A complete urinalysis consists of visual, chemical and microscopic examinations. Visual examination includes color, volume, odor and specific gravity. Normal urine is of pale yellow color. In pathology, color varies – red in glomerulonephitis or kidney trauma (blood in the urine), dark yellow in jaundice (when serum bilirubin and its associated metabolites are elevated), no color in diabetes mellitus (due to low gravity). Some medicines (antibiotics may turn urine into red) or other conditions (dietary deviations with beet) change the color of urine. The urine must be clear; it is cloudy in cases of pyelonephritis and cystitis. Normally, an adult human produces 600-1800 ml of urine per 24 hours, depending on the diet pattern and environmental conditions. Oliguria is a urine, less than 1ml/h, and anuria – less than 0.5ml/h. These conditions of low urine output may be pre-renal in origin (heart failure, massive blood loss), renal (glomerulonephritis, trauma) or post-renal (urethra obstruction, kidney stones blocking output). Odor is caused by ammonia from wastes that urine excretes from the body. Sweet odor indicates ketonuria (suggesting diabetic decompensation), feces odor means infection (probably due to E.coli contamination). Specific gravity depends on daily fluid intake, time of sample collection and age. Low gravity suggests diabetes or poor kidney function (inability to concentrate urine), while high gravity indicates proteinuria, erythrocyturia or leucocyturia.

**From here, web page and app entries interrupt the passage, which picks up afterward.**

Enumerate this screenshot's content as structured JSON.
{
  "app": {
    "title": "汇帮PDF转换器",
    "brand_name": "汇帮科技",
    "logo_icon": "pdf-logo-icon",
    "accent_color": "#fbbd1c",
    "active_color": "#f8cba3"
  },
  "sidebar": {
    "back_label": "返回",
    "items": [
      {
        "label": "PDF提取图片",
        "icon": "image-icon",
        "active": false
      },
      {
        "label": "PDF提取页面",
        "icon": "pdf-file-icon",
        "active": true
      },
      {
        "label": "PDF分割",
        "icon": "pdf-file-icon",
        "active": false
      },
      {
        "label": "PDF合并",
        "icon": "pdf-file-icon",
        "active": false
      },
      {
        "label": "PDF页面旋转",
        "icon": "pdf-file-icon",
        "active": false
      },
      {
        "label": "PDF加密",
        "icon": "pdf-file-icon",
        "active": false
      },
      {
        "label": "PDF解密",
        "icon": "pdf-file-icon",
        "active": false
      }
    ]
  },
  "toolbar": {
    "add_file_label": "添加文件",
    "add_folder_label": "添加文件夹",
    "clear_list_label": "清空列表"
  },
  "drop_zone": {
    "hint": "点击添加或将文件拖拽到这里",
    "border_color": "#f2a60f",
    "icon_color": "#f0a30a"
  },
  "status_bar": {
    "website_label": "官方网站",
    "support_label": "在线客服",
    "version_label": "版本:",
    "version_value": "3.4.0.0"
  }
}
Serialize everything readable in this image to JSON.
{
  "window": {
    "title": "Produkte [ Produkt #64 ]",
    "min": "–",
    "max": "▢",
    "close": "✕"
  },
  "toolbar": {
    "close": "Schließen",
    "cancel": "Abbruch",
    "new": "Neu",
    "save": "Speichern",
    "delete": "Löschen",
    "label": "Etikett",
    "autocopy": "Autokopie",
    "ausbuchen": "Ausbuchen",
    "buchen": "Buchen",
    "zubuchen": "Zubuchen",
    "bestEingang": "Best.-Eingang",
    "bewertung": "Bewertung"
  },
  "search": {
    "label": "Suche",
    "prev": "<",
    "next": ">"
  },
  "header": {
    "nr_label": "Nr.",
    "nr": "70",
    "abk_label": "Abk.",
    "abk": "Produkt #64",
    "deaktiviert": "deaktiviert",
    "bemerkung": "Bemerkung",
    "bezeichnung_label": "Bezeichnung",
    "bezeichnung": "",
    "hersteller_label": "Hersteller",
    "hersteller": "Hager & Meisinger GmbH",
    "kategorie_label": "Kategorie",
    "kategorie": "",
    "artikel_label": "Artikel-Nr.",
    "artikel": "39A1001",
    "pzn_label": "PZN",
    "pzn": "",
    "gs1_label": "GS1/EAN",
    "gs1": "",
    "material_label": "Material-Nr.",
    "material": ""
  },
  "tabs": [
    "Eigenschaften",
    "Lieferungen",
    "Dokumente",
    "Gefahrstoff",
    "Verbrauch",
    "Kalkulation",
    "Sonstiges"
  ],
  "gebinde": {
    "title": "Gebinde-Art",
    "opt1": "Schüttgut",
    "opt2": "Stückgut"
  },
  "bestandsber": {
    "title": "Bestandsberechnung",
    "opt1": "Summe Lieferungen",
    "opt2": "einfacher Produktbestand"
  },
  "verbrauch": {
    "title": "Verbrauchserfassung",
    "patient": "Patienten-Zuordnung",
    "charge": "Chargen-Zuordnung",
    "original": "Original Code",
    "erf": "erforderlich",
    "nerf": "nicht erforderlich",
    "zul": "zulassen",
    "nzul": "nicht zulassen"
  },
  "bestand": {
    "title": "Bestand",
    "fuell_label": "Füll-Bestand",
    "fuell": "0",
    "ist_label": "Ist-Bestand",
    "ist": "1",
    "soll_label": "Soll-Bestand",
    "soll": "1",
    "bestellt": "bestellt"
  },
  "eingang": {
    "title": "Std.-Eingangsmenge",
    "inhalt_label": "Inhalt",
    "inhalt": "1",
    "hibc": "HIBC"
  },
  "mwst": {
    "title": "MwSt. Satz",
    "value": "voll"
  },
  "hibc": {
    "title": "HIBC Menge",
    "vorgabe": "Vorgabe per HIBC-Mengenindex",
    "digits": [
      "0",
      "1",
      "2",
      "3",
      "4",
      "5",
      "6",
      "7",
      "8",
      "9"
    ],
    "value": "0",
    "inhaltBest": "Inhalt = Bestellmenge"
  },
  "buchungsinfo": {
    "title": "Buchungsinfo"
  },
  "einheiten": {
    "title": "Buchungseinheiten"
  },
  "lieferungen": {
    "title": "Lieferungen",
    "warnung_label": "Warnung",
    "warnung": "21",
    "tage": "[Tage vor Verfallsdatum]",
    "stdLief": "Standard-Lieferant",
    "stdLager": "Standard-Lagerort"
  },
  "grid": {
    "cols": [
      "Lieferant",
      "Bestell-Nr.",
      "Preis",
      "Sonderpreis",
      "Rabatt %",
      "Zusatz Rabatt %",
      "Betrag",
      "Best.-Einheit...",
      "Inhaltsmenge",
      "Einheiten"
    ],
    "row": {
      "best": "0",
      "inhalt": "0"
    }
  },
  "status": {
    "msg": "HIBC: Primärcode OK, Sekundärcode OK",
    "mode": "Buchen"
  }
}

Chemical examination determines ketonuria, pH, blood, bilirubin, glucose, protein, nitrite, phenylketones, chorionic gonadotropin and nucleic acids. Ketone bodies strongly suggest severe deviations of carbohydrates metabolism as in diabetes, starvation or metabolic acidosis (in advanced vomiting). The pH index is a negative log of proton ions. Low pH (<5.0 for urine) indicates systemic acidosis (since the organism evacuates protons into the urine) or phenylketonuria. High pH (>8.0 for urine) indicates systemic alkalosis (since the organism reabsorbs protons back from the urine) or infection (bacteria produces alkaline environment). Hemoglobin suggests trauma or glomerulonephritis (membrane barrier is damaged and blood from the vessels enters the urine). Biliribin and its derivatives are good indicators of liver malfunction (like cirrhosis) or red blood cells destruction. Glucosuria is an indicator of diabetes and predictor of its severity. Proteins in the urine suggest renal disease and arterial hypertension (similar mechanism as for the blood in the urine) but may occur normally in the pregnant. Bacteria waste products are nitrites and its contamination suggests infection. Phenylketones are amino acid derivatives that have to be screened in order to detect severe metabolism disorders.in the newborn Chorionic gonadotropin is a hormone that indicates pregnancy. Since this is a small protein, it is easily excreted into the urine and can be used for early pregnancy detection. Nucleic acid is a universal genetic material, so when microorganisms (bacteria or virus) are present, their nucleic acids can be traced to diagnose a sexually transmitted disease.
Microscopic examination reveals cells, casts, crystals, bacteria, and parasites. Red blood cells in the urine suggest stones (mechanical microtrauma), trauma or infection; white blood cells suggest infection (pyelonepohritis or cystitis); epithelium is indicative for infection. Casts state for degenerative process in the kidneys. Crystals usually reflect diet pattern or stones. Bacteria and parasites suspect infection.